## Results

Everything in this section is for 8 players and 8 moves, which is the largest that my laptop can handle.

Here is a typical plot of each player’s payoff over 100 stages of learning, with a temperature of 0.01 and a learning rate of 0.1:

With this temperature, the learning rate can be increased all the way to 1, and the dynamics visibly converges in just a few stages:

In fact, this is so robust that it makes me wonder whether there could be a good proof of the constructive Brouwer theorem using statistical physics methods.

If the temperature is decreased further to 0.001, we lose convergence:

Although I haven’t confirmed it, my assumption is that lower temperature will converge to an $\varepsilon$-equilibrium for smaller $\varepsilon$, so we want it to be as low as possible while still converging.

Worst of all, if we decrease the learning rate to compensate we can get a sudden destabilisation after hundreds of stages:

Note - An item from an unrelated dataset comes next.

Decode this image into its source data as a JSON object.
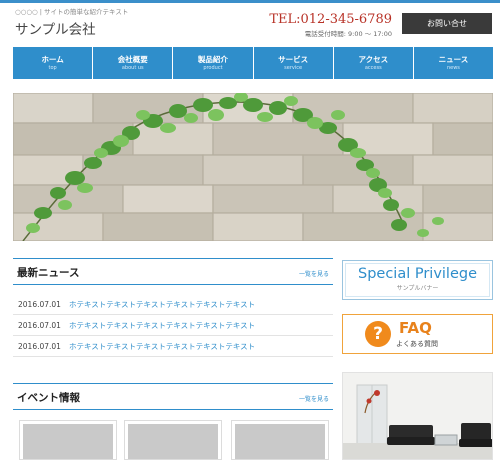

That’s all for now. I’ll come back to this one I’ve figured out how to calculate the Nash error, which is the next thing I’m interested in finding out.